The green chemistry community is mourning the loss of István T. Horváth, founder of the field ‘fluorous biphase catalysis’ and early pioneer in the field of renewable resources and green chemistry.
Professor István T. Horváth was born in Budapest, Hungary, on August 6, 1953. He studied chemistry at the Petrik Lajos Chemical Technical School in Budapest and at Veszprém University of Chemical Engineering, Veszprém, Hungary (now University of Pannonia), where he received his M.Sc. in Chemical Engineering (1977) and Ph.D. in Organic Chemistry (1979). Subsequently, he was an Assistant Professor at the Department of Chemistry, Veterinary University, Budapest (1979–1981) and a Research Engineer at Chinoin Ltd. in Budapest (1981).
Horváth then switched continents for the first of five times in his career. This brought him to Yale University, where he joined the group of Prof. Richard D. Adams as a Postdoctoral Research Associate (1982–1984). During this productive period, he worked on the preparation and characterization of osmium clusters. Adams and Horváth co-authored a remarkable 20 papers in 32 months. Horváth returned to Europe in 1984 to spend three years at the ETH Zürich with Professors Piero Pino and György Bor.
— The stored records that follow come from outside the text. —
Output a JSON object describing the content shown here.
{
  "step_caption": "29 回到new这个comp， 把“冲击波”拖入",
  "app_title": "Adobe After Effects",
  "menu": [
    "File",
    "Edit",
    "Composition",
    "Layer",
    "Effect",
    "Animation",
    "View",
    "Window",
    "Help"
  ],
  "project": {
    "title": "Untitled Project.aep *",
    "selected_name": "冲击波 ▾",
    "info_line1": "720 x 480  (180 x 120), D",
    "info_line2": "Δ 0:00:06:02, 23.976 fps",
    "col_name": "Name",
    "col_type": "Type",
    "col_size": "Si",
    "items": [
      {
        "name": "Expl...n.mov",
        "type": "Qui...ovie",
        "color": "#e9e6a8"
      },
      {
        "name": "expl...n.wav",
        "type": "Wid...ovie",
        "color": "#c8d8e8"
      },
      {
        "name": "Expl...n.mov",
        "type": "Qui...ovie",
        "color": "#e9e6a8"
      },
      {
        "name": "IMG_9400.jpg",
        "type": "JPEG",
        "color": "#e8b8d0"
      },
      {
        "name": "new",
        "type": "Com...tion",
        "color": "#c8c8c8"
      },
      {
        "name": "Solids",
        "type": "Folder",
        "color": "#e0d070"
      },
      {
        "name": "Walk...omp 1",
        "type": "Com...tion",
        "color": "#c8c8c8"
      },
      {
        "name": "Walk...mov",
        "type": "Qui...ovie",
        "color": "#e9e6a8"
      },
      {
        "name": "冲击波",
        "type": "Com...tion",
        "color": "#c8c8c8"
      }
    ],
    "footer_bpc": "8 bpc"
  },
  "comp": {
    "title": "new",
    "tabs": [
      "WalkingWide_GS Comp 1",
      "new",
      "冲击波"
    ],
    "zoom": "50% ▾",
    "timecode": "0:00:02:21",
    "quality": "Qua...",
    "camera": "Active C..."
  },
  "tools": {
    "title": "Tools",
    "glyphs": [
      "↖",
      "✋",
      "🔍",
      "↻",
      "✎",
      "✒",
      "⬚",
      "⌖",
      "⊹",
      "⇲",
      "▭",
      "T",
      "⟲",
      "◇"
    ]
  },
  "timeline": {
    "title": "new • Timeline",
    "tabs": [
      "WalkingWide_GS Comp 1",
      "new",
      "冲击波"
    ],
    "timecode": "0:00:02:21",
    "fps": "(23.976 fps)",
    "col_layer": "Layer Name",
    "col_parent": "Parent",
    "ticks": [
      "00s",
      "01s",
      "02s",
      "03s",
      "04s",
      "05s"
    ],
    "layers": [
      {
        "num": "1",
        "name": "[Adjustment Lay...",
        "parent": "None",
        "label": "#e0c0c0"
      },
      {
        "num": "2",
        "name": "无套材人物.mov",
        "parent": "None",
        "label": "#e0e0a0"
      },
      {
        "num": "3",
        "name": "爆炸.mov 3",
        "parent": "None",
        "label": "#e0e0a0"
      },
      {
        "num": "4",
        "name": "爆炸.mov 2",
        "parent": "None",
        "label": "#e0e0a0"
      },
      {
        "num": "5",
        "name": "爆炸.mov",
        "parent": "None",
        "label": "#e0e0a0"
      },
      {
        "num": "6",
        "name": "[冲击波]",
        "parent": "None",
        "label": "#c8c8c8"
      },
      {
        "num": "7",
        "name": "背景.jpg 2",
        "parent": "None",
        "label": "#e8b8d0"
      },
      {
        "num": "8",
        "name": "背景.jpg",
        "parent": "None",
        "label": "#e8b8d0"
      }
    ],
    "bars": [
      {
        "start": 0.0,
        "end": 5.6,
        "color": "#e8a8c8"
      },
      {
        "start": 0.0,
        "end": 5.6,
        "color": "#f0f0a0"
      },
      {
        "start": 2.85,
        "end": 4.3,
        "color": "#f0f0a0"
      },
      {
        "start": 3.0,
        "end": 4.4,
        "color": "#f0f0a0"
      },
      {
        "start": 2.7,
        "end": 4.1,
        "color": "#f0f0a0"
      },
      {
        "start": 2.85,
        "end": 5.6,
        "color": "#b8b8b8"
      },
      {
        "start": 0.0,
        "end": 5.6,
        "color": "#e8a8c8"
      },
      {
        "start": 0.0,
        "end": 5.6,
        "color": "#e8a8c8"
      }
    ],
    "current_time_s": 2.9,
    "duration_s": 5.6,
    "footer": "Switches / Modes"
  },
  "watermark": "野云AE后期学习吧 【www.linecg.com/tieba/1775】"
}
This was followed by another transatlantic move as he assumed a position at the Corporate Research Laboratories of Exxon (now ExxonMobil) in Annandale, New Jersey. This immensely productive phase of his career lasted more than ten years (1987–1998) and brought him international visibility. As an independent investigator Horváth became internationally recognized for using in situ spectroscopic techniques (especially NMR and IR) to elucidate mechanistic questions of important chemical transformations and uncover key reaction intermediates. A significant achievement was the spectroscopic observation of the formyl cation in the condensed phase, published in 1997 in Science. Beside important discoveries in reaction monitoring, Horváth was among the first to advocate the use of in situ spectroscopy to attain molecular level understanding chemical of reactions, especially focusing on the development of greener processes.
Furthermore, his Science paper published in 1994, established the basic principles of fluorous biphase chemistry, which lead to the development of more efficient multiphase catalytic processes and novel catalyst immobilization approaches in the following decades.
In 1999, he returned to Hungary, was appointed professor in 2001, and continued his research in the field of green chemistry and in situ spectroscopy at Eötvös Loránd University, Budapest until 2008. During this time he devoted attention to the catalytic conversion of renewable resources, which led to the development of the idea of a gamma-valerolactone economy.
Between 2009 and 2020 he was a Chair-Professor at the Department of Chemistry and Biology, City University of Hong Kong where he also acted as department head for 6 years. Here he first introduced the Ethanol Equivalent and Sustainability Index for the measurement and evaluation of sustainability.
He returned to Hungary in 2020 and continued his work at the Department of Chemical and Environmental Process Engineering, Budapest University of Technology and Economics.
His contribution was acknowledged by more than 25 international prizes and awards, including the Humboldt Research Award (2006), and the Exxon Golden Tiger Award (1991). He was member of the European Academy of Science (2020), Fellow of the American Association for the Advancement of Science (Washington DC, USA, 2016), Fellow of the American Chemical Society (2014), Fellow of the Royal Society of Chemistry (2013), Honorary Member of the National Academy of Sciences Literature and Arts of Modena, Italy (2010). He became an external member of the Hungarian Academy of Scienes in 2019.
István is well-remembered for his organization of highly successful scientific events with a unique style. In fact, he organized and managed more than 45 international scientific meetings including Gordon Conferences and regular meetings of the homogeneous catalysis community, such as ISHC.
He was an intelligent and knowledgeable supervisor and highly supportive mentor who always encouraged his students and colleagues to leave their comfort zones and aim for fundamental scientific discoveries. He could be tough at times but was always fair, and argued by the facts when it came to science. He graduated numerous PhD students and post-docs, the vast majority of whom are still pursuing research in green chemistry or closely related areas. A good overview of his scientific career can be found in the special issue of ACS Sustainable Chemistry and Engineering (https://pubs.acs.org/doi/pdf/10.1021/acssuschemeng.8b03138) published in 2016 on the ocassion of his 65th birthday.
To us, first and foremost István was a mentor who had a profound influence on our scientific training, shaped our way of thinking and guided our carrer as green chemist.
István was a one-of-a-kind ’molecular designer’ – a brilliant scientist, who would always follow a unique and pioneering path. A special personality: warm, funny, bold and unrelenting – he continuously questioned the status quo and spoke his mind… and was willing to stand up for what he believed to be the truth, for the benefit of the whole comunity. He will be tremendously missed.
Prof. Laszlo T. Mika, Budapest University of Technology and Economics
Prof. Katalin Barta, University of Graz